::: Task data
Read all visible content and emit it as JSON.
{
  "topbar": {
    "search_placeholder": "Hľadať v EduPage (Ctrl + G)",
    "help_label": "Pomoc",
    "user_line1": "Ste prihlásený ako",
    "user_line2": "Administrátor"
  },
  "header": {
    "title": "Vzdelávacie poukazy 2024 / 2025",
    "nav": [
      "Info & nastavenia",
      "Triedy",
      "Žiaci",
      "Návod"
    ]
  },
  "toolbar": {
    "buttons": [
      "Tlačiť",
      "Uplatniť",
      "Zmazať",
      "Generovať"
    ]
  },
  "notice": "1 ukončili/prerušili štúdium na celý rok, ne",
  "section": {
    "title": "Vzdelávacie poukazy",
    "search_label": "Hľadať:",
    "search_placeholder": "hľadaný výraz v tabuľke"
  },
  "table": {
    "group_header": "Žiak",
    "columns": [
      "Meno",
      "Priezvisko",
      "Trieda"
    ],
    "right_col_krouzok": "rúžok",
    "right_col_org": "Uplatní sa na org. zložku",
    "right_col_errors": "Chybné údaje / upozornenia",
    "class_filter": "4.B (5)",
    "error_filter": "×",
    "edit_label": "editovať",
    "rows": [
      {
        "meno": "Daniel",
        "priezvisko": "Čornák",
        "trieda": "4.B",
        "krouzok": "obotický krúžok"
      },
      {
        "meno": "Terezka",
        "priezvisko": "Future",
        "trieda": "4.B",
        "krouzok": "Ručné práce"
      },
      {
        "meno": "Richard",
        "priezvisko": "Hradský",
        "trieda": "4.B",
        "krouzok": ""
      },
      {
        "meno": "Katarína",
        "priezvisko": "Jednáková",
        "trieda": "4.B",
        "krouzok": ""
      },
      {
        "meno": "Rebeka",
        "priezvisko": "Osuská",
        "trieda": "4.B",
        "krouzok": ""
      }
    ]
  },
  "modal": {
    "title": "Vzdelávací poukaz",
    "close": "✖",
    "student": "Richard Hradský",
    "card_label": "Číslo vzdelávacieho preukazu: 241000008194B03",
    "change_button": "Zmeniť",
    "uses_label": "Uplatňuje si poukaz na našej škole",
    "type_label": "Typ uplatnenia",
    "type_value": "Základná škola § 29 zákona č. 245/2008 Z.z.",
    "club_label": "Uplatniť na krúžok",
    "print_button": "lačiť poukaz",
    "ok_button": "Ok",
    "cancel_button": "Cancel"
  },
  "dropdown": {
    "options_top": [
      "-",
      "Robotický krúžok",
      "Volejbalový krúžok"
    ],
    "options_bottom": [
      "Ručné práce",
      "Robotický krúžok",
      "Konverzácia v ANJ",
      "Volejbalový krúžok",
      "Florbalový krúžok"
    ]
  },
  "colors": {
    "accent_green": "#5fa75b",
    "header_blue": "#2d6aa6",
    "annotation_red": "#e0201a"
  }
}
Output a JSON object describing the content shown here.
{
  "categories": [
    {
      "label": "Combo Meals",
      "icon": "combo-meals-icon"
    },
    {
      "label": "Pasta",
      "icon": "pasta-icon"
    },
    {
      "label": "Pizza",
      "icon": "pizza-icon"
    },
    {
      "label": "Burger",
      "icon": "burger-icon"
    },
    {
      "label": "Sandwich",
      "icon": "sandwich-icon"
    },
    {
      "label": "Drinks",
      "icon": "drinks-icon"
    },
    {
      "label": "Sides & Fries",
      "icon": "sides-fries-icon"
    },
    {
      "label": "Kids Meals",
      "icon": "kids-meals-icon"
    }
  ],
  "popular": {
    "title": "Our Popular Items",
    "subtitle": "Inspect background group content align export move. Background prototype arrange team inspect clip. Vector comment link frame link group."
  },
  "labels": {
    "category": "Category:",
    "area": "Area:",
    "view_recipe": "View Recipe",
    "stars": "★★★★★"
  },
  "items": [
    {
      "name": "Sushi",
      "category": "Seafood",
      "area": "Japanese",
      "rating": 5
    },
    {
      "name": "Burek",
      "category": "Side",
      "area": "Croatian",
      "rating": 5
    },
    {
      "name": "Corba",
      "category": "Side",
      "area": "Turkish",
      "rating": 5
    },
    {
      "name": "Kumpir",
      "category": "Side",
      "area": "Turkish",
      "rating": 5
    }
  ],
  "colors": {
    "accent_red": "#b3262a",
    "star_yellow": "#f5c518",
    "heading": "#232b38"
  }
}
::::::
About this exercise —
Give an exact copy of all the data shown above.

Exercise answer —
Read all visible content and emit it as JSON.
{
  "topbar": {
    "search_placeholder": "Hľadať v EduPage (Ctrl + G)",
    "help_label": "Pomoc",
    "user_line1": "Ste prihlásený ako",
    "user_line2": "Administrátor"
  },
  "header": {
    "title": "Vzdelávacie poukazy 2024 / 2025",
    "nav": [
      "Info & nastavenia",
      "Triedy",
      "Žiaci",
      "Návod"
    ]
  },
  "toolbar": {
    "buttons": [
      "Tlačiť",
      "Uplatniť",
      "Zmazať",
      "Generovať"
    ]
  },
  "notice": "1 ukončili/prerušili štúdium na celý rok, ne",
  "section": {
    "title": "Vzdelávacie poukazy",
    "search_label": "Hľadať:",
    "search_placeholder": "hľadaný výraz v tabuľke"
  },
  "table": {
    "group_header": "Žiak",
    "columns": [
      "Meno",
      "Priezvisko",
      "Trieda"
    ],
    "right_col_krouzok": "rúžok",
    "right_col_org": "Uplatní sa na org. zložku",
    "right_col_errors": "Chybné údaje / upozornenia",
    "class_filter": "4.B (5)",
    "error_filter": "×",
    "edit_label": "editovať",
    "rows": [
      {
        "meno": "Daniel",
        "priezvisko": "Čornák",
        "trieda": "4.B",
        "krouzok": "obotický krúžok"
      },
      {
        "meno": "Terezka",
        "priezvisko": "Future",
        "trieda": "4.B",
        "krouzok": "Ručné práce"
      },
      {
        "meno": "Richard",
        "priezvisko": "Hradský",
        "trieda": "4.B",
        "krouzok": ""
      },
      {
        "meno": "Katarína",
        "priezvisko": "Jednáková",
        "trieda": "4.B",
        "krouzok": ""
      },
      {
        "meno": "Rebeka",
        "priezvisko": "Osuská",
        "trieda": "4.B",
        "krouzok": ""
      }
    ]
  },
  "modal": {
    "title": "Vzdelávací poukaz",
    "close": "✖",
    "student": "Richard Hradský",
    "card_label": "Číslo vzdelávacieho preukazu: 241000008194B03",
    "change_button": "Zmeniť",
    "uses_label": "Uplatňuje si poukaz na našej škole",
    "type_label": "Typ uplatnenia",
    "type_value": "Základná škola § 29 zákona č. 245/2008 Z.z.",
    "club_label": "Uplatniť na krúžok",
    "print_button": "lačiť poukaz",
    "ok_button": "Ok",
    "cancel_button": "Cancel"
  },
  "dropdown": {
    "options_top": [
      "-",
      "Robotický krúžok",
      "Volejbalový krúžok"
    ],
    "options_bottom": [
      "Ručné práce",
      "Robotický krúžok",
      "Konverzácia v ANJ",
      "Volejbalový krúžok",
      "Florbalový krúžok"
    ]
  },
  "colors": {
    "accent_green": "#5fa75b",
    "header_blue": "#2d6aa6",
    "annotation_red": "#e0201a"
  }
}
Output a JSON object describing the content shown here.
{
  "categories": [
    {
      "label": "Combo Meals",
      "icon": "combo-meals-icon"
    },
    {
      "label": "Pasta",
      "icon": "pasta-icon"
    },
    {
      "label": "Pizza",
      "icon": "pizza-icon"
    },
    {
      "label": "Burger",
      "icon": "burger-icon"
    },
    {
      "label": "Sandwich",
      "icon": "sandwich-icon"
    },
    {
      "label": "Drinks",
      "icon": "drinks-icon"
    },
    {
      "label": "Sides & Fries",
      "icon": "sides-fries-icon"
    },
    {
      "label": "Kids Meals",
      "icon": "kids-meals-icon"
    }
  ],
  "popular": {
    "title": "Our Popular Items",
    "subtitle": "Inspect background group content align export move. Background prototype arrange team inspect clip. Vector comment link frame link group."
  },
  "labels": {
    "category": "Category:",
    "area": "Area:",
    "view_recipe": "View Recipe",
    "stars": "★★★★★"
  },
  "items": [
    {
      "name": "Sushi",
      "category": "Seafood",
      "area": "Japanese",
      "rating": 5
    },
    {
      "name": "Burek",
      "category": "Side",
      "area": "Croatian",
      "rating": 5
    },
    {
      "name": "Corba",
      "category": "Side",
      "area": "Turkish",
      "rating": 5
    },
    {
      "name": "Kumpir",
      "category": "Side",
      "area": "Turkish",
      "rating": 5
    }
  ],
  "colors": {
    "accent_red": "#b3262a",
    "star_yellow": "#f5c518",
    "heading": "#232b38"
  }
}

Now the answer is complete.